**Required action**
The expected answer comprises all lines from the entries that contain the string "checkmark".

:::::

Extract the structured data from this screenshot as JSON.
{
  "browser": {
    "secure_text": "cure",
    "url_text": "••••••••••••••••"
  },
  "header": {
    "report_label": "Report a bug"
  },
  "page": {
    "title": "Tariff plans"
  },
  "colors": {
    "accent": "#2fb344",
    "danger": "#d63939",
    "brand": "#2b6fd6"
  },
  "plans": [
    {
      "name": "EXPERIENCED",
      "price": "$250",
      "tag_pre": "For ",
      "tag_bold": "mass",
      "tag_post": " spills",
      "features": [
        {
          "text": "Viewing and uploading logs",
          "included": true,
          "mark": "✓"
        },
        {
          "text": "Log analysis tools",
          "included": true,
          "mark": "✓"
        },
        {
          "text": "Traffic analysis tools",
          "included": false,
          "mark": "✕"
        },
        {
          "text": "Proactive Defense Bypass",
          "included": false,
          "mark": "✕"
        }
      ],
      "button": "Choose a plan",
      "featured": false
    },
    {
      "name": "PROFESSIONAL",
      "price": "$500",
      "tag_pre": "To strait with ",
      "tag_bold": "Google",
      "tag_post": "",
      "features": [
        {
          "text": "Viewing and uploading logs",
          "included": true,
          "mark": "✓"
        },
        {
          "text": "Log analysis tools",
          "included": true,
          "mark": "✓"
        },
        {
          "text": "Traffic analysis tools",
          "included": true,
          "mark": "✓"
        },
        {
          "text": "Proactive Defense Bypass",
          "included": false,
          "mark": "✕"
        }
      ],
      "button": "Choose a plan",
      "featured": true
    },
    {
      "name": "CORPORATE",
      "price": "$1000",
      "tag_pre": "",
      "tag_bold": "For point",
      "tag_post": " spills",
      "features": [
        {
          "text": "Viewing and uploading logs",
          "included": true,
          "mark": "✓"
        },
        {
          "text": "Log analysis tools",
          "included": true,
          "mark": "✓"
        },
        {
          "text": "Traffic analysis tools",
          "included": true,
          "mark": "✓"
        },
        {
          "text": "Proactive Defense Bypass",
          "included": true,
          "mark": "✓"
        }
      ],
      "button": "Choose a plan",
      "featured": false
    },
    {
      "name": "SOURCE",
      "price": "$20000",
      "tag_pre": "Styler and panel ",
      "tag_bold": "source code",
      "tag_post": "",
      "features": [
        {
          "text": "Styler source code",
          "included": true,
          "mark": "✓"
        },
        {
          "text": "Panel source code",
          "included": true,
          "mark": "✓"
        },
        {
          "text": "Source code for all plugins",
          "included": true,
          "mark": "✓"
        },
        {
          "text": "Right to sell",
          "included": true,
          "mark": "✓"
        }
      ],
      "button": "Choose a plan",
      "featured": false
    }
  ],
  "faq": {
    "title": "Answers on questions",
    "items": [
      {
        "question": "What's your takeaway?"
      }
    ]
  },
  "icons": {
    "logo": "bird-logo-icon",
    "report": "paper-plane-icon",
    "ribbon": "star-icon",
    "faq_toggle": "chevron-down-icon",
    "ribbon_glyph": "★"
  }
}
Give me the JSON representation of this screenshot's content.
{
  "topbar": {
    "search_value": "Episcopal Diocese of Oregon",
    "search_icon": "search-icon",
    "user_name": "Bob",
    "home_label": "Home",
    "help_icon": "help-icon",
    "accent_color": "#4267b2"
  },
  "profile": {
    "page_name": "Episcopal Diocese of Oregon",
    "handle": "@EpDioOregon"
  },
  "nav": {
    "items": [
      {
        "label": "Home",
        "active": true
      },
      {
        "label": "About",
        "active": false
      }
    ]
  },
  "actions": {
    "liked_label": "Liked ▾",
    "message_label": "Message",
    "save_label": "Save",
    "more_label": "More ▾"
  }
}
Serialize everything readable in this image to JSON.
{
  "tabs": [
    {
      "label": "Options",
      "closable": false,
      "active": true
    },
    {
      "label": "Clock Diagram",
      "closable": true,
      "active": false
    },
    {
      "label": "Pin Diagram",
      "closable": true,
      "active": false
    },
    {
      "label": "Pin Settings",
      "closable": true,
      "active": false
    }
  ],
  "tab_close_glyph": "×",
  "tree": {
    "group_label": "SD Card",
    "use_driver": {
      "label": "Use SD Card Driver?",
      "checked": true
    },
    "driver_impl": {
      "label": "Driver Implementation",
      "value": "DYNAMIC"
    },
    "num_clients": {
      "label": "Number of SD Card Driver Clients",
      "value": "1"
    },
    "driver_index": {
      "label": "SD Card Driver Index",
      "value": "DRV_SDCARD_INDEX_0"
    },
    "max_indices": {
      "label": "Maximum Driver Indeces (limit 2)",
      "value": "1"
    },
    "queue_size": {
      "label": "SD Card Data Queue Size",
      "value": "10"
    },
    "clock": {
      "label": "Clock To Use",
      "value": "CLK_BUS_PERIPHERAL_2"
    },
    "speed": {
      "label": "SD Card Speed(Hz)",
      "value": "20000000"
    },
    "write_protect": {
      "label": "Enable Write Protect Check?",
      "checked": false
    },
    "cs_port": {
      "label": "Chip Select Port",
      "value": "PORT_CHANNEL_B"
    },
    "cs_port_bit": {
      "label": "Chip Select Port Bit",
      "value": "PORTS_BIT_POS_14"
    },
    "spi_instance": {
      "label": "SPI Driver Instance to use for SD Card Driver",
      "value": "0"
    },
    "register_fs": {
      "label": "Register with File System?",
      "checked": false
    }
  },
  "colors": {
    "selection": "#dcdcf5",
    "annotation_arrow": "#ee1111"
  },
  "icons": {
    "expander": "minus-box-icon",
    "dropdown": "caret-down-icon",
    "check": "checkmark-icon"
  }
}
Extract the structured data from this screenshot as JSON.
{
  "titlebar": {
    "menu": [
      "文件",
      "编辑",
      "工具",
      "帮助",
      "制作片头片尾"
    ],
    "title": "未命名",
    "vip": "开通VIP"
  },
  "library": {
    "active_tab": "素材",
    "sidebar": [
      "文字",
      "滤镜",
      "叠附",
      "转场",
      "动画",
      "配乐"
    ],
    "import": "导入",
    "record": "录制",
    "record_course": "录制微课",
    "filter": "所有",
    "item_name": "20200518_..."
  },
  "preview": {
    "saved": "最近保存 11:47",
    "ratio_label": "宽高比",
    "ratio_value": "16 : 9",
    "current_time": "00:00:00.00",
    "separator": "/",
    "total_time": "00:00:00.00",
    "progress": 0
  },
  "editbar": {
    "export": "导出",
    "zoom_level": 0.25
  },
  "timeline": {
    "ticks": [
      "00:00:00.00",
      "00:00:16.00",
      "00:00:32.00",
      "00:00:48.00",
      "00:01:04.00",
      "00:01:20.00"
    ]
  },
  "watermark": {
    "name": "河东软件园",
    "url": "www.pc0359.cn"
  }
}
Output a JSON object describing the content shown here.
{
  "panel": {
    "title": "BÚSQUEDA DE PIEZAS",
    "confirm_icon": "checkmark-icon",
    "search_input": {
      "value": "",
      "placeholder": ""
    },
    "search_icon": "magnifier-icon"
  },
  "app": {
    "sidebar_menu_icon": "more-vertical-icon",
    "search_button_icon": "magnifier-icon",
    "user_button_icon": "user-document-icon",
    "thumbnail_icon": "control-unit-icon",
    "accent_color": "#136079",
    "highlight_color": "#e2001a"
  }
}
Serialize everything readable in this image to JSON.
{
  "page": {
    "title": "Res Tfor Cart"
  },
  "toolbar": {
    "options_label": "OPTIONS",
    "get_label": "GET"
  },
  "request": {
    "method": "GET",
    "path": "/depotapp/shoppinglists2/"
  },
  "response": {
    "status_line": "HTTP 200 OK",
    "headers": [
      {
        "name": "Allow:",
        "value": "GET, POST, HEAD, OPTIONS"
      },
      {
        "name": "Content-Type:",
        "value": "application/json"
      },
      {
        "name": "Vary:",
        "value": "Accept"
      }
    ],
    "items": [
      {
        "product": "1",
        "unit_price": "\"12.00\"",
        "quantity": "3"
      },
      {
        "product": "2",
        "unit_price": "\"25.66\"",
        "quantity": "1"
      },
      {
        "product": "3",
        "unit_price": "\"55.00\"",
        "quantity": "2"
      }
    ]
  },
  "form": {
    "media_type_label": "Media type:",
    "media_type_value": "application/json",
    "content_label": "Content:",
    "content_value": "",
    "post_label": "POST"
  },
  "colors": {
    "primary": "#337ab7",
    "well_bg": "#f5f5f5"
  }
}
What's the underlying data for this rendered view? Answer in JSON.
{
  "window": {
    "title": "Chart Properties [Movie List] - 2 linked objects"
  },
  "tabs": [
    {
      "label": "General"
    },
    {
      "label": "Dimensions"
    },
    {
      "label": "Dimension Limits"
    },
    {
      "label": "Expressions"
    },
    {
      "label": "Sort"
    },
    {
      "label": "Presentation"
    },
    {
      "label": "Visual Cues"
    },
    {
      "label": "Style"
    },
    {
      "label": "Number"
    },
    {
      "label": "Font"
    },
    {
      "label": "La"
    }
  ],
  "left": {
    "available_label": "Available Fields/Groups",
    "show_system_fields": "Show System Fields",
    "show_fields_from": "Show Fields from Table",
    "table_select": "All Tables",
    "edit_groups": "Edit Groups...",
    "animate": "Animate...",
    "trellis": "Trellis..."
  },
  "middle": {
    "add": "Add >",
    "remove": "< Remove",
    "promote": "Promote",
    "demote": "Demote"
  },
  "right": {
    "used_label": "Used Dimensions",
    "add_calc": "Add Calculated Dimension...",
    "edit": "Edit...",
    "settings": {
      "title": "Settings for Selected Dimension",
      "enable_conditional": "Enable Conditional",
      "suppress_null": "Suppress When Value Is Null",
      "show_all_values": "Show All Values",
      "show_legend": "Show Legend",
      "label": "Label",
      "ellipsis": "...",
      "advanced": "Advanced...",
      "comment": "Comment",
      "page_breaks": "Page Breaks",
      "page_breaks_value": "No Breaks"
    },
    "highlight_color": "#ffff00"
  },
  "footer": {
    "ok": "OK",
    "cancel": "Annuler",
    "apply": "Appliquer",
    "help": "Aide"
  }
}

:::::

**Your response**
    "check": "checkmark-icon"
    "confirm_icon": "checkmark-icon",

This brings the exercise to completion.